When it comes to acquiring a business loan, there are several key components to consider. One such element is the downpayment. In this article, we will explore what exactly a downpayment is and its significance in the loan process.
What is Downpayment?
A downpayment refers to the initial payment made by the borrower towards the total cost of a loan. It is typically expressed as a percentage of the loan amount and is paid upfront to the lender. Downpayments are commonly required for various types of loans, including business loans, mortgages, and automobile loans.
Downpayment amounts can vary depending on the type of loan, lender requirements, and the borrower’s creditworthiness. The percentage amount is determined by the lender and is often influenced by factors such as the borrower’s credit history, the purpose of the loan, and the lender’s risk assessment.
Here are a few examples of common downpayment percentages for different loan types:
- Mortgage loans: Downpayments typically range from 3% to 20% of the home’s purchase price.
- Business loans: Downpayment requirements often vary between lenders, but they generally range from 10% to 30% of the loan amount.
- Automobile loans: Downpayments can range from 0% to 20% of the vehicle’s purchase price, depending on the lender and the borrower’s creditworthiness.
Impact on Loan Approval
The downpayment plays a crucial role in the loan approval process. Lenders view a higher downpayment as a positive indicator of the borrower’s financial stability and commitment to the loan. A substantial downpayment can increase the chances of loan approval, especially for borrowers with less-than-ideal credit scores.
Here are the key impacts of downpayment on loan approval:
- Lower Loan-to-Value Ratio (LTV): A higher downpayment reduces the LTV ratio, which is the measure of the loan amount compared to the value of the asset being financed. A lower LTV ratio decreases the lender’s risk and increases the likelihood of loan approval.
- Better Interest Rates: Lenders may offer more favorable interest rates to borrowers who provide a larger downpayment. This is because the lender is assuming a lower risk and, therefore, can provide better loan terms.
- Improved Cash Flow: A larger downpayment results in a lower loan amount, which in turn lowers the monthly installment payments. This can positively impact business cash flow by reducing financial strain.
Alternatives to Cash Downpayment
While cash is the most common form of downpayment, borrowers may have alternatives that can fulfill the downpayment requirement. These alternatives can vary based on the loan type and the lender’s policies. Some examples include:
- Trade-In Equity: In the case of an automobile loan, the trade-in value of a current vehicle can be applied towards the downpayment.
- Collateral: In certain scenarios, borrowers may offer collateral (such as property or equipment) instead of a cash downpayment. The value of the collateral is assessed and deducted from the loan amount.
- Gift Funds: Some lenders allow borrowers to use gift funds from family members or friends to meet the downpayment requirement.

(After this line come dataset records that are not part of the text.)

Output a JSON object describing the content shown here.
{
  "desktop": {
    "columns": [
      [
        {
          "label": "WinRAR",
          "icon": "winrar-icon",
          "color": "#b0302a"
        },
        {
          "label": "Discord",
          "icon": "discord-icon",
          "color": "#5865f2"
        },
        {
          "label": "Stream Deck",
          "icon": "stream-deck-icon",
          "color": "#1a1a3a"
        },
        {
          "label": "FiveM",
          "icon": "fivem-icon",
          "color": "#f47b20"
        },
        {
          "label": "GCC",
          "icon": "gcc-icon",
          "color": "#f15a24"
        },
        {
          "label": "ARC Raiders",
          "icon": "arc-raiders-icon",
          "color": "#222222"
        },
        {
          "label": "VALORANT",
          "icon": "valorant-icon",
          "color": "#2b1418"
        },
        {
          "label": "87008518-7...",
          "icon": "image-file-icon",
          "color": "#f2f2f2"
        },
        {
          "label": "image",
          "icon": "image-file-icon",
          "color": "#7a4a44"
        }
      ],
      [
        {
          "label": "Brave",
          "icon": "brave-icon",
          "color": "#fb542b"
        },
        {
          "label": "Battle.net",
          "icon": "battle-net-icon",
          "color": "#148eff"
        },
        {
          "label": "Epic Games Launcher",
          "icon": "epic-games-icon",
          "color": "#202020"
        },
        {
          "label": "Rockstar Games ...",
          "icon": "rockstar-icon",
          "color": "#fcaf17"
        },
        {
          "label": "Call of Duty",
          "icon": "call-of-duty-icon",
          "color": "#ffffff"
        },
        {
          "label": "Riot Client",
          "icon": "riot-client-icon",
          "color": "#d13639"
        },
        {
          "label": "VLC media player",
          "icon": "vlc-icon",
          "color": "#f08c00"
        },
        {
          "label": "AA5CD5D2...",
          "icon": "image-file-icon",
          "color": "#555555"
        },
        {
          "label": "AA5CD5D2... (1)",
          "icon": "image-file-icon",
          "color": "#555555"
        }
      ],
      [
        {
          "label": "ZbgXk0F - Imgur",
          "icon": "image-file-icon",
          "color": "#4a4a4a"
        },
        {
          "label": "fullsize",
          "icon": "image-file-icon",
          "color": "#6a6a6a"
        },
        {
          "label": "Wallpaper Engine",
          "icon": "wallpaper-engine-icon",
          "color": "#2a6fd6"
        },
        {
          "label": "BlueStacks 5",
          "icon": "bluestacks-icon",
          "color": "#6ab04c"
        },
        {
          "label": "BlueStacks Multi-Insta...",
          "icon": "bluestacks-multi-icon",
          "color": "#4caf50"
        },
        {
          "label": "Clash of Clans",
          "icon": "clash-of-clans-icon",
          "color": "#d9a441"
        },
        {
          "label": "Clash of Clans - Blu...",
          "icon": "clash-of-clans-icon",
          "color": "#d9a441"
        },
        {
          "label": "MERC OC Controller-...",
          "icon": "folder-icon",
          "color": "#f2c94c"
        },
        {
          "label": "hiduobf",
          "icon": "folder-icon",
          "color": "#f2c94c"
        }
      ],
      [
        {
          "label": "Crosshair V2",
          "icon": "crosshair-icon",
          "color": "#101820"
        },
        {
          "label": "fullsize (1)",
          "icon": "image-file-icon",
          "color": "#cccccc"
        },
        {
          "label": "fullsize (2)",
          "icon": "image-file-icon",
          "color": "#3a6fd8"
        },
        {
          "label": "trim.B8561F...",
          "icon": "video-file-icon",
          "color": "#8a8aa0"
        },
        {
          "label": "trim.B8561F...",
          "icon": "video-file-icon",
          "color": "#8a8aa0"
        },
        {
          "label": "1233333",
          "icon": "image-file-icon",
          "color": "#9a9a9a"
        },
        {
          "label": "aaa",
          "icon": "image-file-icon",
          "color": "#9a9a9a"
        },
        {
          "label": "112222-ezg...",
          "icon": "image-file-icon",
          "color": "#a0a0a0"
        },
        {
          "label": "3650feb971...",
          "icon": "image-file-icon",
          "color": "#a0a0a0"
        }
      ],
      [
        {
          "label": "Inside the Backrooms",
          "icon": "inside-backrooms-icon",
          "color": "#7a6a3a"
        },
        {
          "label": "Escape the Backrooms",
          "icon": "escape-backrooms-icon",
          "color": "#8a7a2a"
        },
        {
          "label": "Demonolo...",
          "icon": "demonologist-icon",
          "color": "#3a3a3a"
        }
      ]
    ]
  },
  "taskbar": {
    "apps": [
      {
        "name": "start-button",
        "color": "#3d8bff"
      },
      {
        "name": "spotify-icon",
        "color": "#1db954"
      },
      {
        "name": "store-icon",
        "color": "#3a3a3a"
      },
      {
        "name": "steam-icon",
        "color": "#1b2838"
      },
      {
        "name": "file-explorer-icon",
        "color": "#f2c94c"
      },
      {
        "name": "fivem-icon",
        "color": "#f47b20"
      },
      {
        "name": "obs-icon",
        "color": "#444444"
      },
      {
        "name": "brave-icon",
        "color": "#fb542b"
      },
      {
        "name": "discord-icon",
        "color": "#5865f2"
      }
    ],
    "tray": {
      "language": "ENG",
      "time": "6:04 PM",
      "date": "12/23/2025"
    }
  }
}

Balloon Payment and Downpayment
In some loan agreements, particularly in commercial loans, borrowers may encounter the concept of a balloon payment. A balloon payment is a large lump sum payment due at the end of the loan term. It is often used to structure loans with lower monthly payments in the initial period.
When a balloon payment is present, borrowers may need to provide a downpayment upfront to reduce the total loan amount. This is done to ensure that the balloon payment is manageable for the borrower upon maturity of the loan.
In summary, the downpayment is a substantial component of the loan process. It is an initial payment made by the borrower towards the loan amount, often expressed as a percentage. The downpayment influences the loan approval process, interest rates, and cash flow. It can be fulfilled with cash, trade-in equity, collateral, or gift funds. Understanding the significance of downpayment empowers borrowers to make informed decisions when seeking a business loan.